MSP Entrepreneurs "Werk It" with Impact Hub MSP

Pulsing hip-hop and dance music boomed through the speakers. A well-dressed crowd gathered to ogle and applaud. And down the runway strolled not models (though watching, you'd have thought they were pros), but 30 up-and-coming Twin Cities entrepreneurs.

Werk It MSP, hosted by the social enterprise and community center Impact Hub MSP, put a new spin on startup and social impact events by asking small business owners to walk in a fashion show. For some, including many entrepreneurs whose work is in fashion and other creative industries, it came naturally; for others, it was a step outside their comfort zones that came with supportive cheers. And for everybody watching, it was an opportunity to learn about our region's deep, diverse bench of self-starting talent.

CtG's Rachel Kesselem and I had a great time whooping from the Muse Event Center's balcony while watching some of our Impact Hub MSP pals walk the runway — like Tim Roman of Ecotone Analytics, Jasmine Russell of Monicat Data, and Ivy Kaminsky of Find Your Power.

But even more fun was learning about so many local startups and organizations that are still new to us. Like Red Letter, which designs and creates apparel and donates a portion of the proceeds to local nonprofits.

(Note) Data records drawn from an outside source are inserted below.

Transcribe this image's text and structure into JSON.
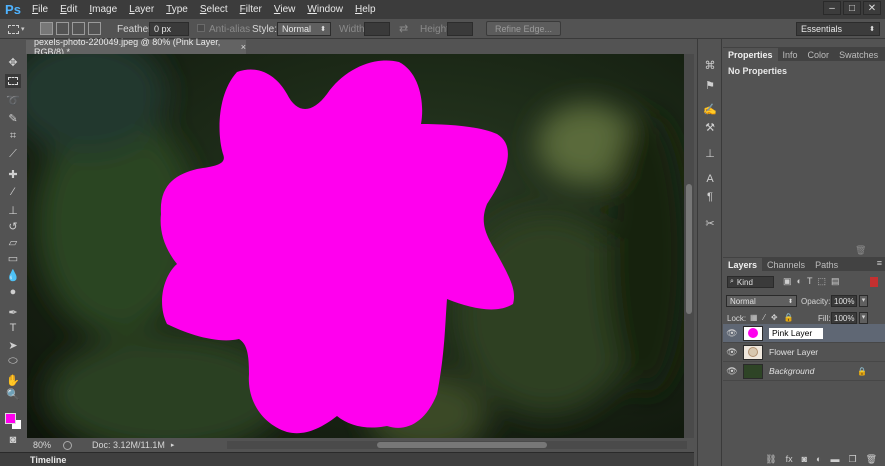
{
  "menubar": {
    "logo": "Ps",
    "items": [
      "File",
      "Edit",
      "Image",
      "Layer",
      "Type",
      "Select",
      "Filter",
      "View",
      "Window",
      "Help"
    ],
    "window_controls": [
      "–",
      "□",
      "✕"
    ]
  },
  "options": {
    "feather_label": "Feather:",
    "feather_value": "0 px",
    "antialias_label": "Anti-alias",
    "style_label": "Style:",
    "style_value": "Normal",
    "width_label": "Width:",
    "height_label": "Height:",
    "refine_edge": "Refine Edge...",
    "workspace": "Essentials"
  },
  "document": {
    "tab_title": "pexels-photo-220049.jpeg @ 80% (Pink Layer, RGB/8) *",
    "close": "×",
    "flower_color": "#ff00ee"
  },
  "status": {
    "zoom": "80%",
    "doc_size": "Doc: 3.12M/11.1M"
  },
  "timeline": {
    "label": "Timeline"
  },
  "properties_panel": {
    "tabs": [
      "Properties",
      "Info",
      "Color",
      "Swatches"
    ],
    "active_tab": "Properties",
    "message": "No Properties"
  },
  "layers_panel": {
    "tabs": [
      "Layers",
      "Channels",
      "Paths"
    ],
    "kind_label": "Kind",
    "blend_mode": "Normal",
    "opacity_label": "Opacity:",
    "opacity_value": "100%",
    "lock_label": "Lock:",
    "fill_label": "Fill:",
    "fill_value": "100%",
    "layers": [
      {
        "name": "Pink Layer",
        "selected": true,
        "thumb_color": "#ff00ee"
      },
      {
        "name": "Flower Layer",
        "selected": false,
        "thumb_color": "#d8c8b0"
      },
      {
        "name": "Background",
        "selected": false,
        "thumb_color": "#2e4426",
        "locked": true
      }
    ],
    "footer_icons": [
      "link-icon",
      "fx-icon",
      "mask-icon",
      "adjustment-icon",
      "folder-icon",
      "new-layer-icon",
      "trash-icon"
    ]
  }
}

Or Neka Creative, a brand development agency with a particular focus on hiring people who may be overlooked because of their race, age, or ability. Or Saint Paul Funeral, which plans culturally appropriate services for Hmong families.

Having worked in industries that struggle to meaningfully include people of color and other disadvantaged populations, I was especially impressed to see all of the creative leaders of color who have launched their own successful firms here in town. To witness such a diverse group of entrepreneurs of all ages in one room made Werk It particularly special.

As another Impact Hub member in the crowd observed, Werk It was a valuable opportunity for these local businesses to be introduced to a wider audience, because the entrepreneurs didn't have to pitch themselves. All they had to do was strike a pose, and leave the descriptions of their work and accomplishments to the emcees — Nausheena Hussain of Reviving the Islamic Sisterhood for Empowerment (RISE) and John Gebratatose of Blackout Improv.

After such a successful launch, we'd love to see Werk It MSP become an annual event, and an ongoing introduction to the variety of innovative social enterprises here in our community.